During President Carter's incumbency of office, or in recent years, large additions have been made also to what may be called the furniture of the college. Its funds have been sensibly augmented, and its equipment of buildings largely increased. A new observatory has been erected to supplement the uses of the old one, which was distinguished as being the first observatory for astronomical purposes erected in this country. The new one has mounted in it a meridian circle of the latest and best construction. Other instruments in both observatories in the hands of one so eminent as Professor Safford, furnish unusual means for the prosecution of astronomical studies. Clark Hall, a fine new building, contains the Wilder Mineralogical Cabinet and the college archives. A new dormitory has been erected by the liberality of the late Ex-Governor Morgan, of New York, and during the present year a spacious building of stone has been erected for gymnastic purposes. As new buildings have been constructed, old ones have been rearranged and better adapted for the various uses of the college, and so it has been provided with the means of enlarging and improving its work, and it is believed that few, if any, of our colleges are better equipped in this respect than Williams.

GOODRICH HALL.From Harper's Magazine Copyright, 1881, by Harper & Brothers.

With such natural surroundings as the students of Williams have, such scenery appealing everywhere to the eye and soul, mountains close at hand to climb, and sequestered nooks to explore, it could hardly be otherwise than that they should combine with their studies the physical exercise necessary for the maintenance of health. They have been encouraged also by the college authorities to engage in athletic games among themselves, and to participate in friendly contests with the students of other colleges, and in these contests the students of Williams have held an honorable place.

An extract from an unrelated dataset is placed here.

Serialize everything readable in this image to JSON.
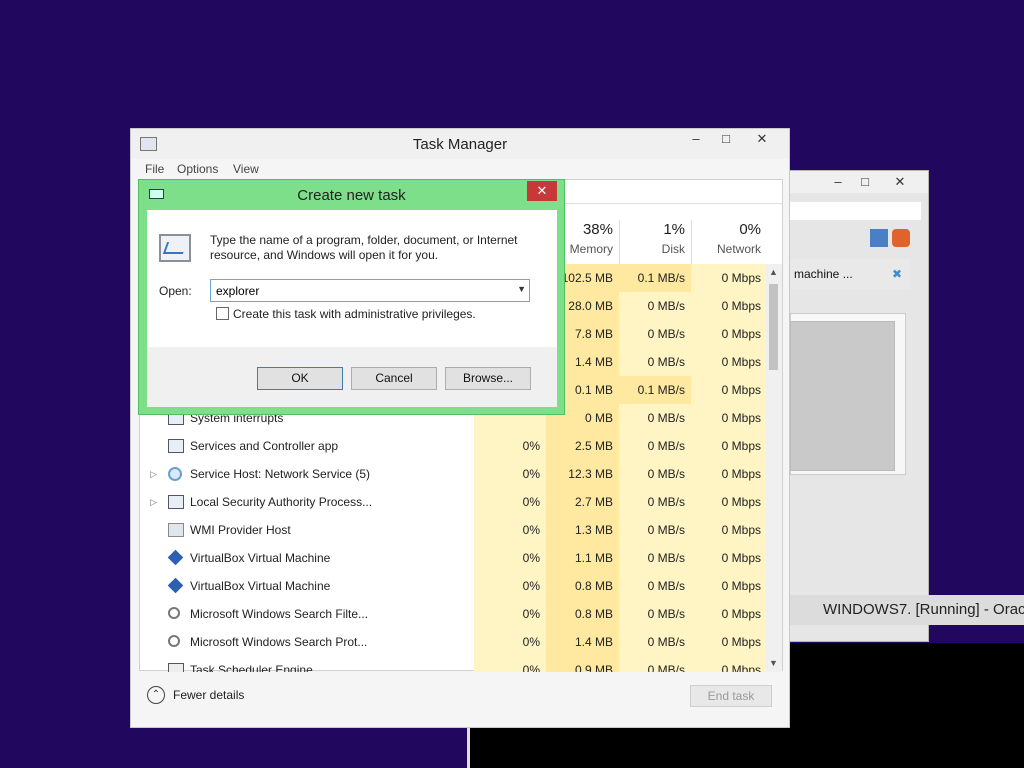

It would be wrong perhaps not to make a more distinct reference to the moral character of the college. As has been seen, the ethical studies hold a prominent place in the curriculum. The college has a distinctively religious character. By this is not meant that it is a religious institution. It was not founded by any religious sect or denomination. It is not under the control of any such. It was founded as a school, a place of education, with no ulterior aim. But its founder, and those who executed his will and gave shape to his design, were men of religious character; persons who held moral character above mere scholarship, and who believed that every scholar should have a devout spirit. Their successors and those who from the first have held the position of instructors, have been of like feeling. They have been Christian scholars themselves, and have sought to make their pupils such; not, however, in any forced or unpleasant way. The chapel has its place among the college buildings. There the students assemble every morning for the reading of the sacred